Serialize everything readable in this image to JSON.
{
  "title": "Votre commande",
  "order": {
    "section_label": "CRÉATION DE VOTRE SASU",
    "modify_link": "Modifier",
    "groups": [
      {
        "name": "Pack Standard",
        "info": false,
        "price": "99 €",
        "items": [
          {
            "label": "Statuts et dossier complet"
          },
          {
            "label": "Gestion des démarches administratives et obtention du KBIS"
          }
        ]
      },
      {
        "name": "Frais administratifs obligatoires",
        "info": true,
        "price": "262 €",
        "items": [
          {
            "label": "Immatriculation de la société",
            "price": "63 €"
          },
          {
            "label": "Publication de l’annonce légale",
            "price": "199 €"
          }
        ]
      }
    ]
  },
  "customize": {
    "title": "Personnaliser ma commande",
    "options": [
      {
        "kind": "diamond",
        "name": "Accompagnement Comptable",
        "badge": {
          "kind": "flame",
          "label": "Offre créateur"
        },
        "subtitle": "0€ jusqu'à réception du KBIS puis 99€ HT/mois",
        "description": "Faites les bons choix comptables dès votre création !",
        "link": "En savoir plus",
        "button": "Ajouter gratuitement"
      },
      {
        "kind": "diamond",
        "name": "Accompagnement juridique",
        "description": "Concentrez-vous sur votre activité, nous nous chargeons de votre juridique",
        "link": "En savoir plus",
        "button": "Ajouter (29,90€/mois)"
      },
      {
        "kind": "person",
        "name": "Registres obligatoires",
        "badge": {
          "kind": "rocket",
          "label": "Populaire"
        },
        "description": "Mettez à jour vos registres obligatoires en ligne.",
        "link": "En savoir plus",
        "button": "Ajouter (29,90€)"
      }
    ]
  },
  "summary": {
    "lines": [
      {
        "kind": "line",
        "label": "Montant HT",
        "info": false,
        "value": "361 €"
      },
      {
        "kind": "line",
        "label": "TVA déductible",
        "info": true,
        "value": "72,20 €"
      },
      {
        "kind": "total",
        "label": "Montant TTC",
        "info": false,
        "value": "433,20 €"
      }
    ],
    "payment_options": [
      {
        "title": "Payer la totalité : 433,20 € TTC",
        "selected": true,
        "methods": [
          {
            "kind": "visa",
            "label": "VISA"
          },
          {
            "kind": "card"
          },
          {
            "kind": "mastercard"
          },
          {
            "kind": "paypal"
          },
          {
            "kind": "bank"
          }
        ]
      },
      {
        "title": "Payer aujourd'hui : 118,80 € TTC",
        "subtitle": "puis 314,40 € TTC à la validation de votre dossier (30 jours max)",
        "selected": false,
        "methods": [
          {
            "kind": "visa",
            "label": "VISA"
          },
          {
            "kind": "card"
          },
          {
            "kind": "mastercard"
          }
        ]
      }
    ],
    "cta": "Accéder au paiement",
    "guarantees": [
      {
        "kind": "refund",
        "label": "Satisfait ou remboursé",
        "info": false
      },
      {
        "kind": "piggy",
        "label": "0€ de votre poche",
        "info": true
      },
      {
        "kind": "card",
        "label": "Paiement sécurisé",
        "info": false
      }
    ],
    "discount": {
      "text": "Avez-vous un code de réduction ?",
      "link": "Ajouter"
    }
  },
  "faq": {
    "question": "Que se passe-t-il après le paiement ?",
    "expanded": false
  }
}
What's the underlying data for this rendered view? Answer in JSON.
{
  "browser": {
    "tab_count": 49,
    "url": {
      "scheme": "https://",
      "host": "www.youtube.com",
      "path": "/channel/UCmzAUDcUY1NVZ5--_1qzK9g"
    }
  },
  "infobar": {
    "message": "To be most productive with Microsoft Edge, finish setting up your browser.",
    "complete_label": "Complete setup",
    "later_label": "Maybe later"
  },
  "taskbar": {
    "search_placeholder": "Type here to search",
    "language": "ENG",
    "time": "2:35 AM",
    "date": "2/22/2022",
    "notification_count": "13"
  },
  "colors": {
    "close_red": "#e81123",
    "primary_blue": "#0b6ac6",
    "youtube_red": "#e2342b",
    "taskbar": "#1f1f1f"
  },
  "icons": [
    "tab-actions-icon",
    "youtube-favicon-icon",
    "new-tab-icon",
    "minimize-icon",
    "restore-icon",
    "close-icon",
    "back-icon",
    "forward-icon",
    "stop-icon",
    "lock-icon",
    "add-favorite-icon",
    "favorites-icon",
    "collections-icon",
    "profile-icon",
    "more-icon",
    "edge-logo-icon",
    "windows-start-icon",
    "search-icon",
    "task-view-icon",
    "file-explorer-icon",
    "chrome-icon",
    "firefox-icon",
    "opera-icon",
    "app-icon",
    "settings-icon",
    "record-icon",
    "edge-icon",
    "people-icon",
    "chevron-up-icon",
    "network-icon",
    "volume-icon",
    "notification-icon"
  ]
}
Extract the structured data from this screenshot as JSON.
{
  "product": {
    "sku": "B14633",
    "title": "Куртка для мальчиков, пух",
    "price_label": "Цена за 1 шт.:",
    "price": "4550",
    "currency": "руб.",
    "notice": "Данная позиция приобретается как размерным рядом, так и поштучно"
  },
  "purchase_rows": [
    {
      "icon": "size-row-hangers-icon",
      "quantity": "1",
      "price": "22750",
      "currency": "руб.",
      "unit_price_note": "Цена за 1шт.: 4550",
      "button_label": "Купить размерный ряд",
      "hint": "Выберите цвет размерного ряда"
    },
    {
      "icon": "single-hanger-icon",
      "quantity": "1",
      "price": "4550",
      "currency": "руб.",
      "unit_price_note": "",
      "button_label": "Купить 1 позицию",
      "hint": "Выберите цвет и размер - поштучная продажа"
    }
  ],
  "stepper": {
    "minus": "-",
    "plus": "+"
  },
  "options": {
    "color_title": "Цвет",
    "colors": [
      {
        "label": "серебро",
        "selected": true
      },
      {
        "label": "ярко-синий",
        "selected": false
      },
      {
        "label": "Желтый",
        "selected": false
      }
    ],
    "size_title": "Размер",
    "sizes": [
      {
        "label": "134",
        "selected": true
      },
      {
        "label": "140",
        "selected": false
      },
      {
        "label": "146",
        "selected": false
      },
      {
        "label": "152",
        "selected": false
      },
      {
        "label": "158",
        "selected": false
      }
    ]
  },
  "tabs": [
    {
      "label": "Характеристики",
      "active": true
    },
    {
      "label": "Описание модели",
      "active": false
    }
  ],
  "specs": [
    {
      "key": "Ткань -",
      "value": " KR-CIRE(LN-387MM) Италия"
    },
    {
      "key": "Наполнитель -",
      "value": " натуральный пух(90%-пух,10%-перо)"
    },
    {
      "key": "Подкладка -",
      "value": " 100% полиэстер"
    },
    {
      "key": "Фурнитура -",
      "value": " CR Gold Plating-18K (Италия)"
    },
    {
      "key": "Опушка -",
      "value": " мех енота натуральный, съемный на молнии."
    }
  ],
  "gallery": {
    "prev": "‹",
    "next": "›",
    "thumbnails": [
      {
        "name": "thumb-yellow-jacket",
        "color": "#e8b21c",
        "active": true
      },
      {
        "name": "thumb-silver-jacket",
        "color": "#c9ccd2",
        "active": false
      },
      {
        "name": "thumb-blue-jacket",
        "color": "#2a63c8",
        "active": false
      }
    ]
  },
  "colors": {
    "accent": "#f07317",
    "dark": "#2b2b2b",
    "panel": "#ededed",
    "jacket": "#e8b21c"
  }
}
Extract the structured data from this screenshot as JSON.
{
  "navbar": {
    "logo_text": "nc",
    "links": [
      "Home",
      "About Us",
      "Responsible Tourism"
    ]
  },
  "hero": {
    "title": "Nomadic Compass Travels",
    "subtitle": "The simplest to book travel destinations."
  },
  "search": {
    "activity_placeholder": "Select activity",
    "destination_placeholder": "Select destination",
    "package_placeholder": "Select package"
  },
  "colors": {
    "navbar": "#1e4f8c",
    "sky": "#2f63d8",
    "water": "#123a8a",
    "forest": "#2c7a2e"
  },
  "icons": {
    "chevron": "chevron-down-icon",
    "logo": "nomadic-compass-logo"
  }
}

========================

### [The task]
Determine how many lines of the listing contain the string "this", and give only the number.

### [Task output]
4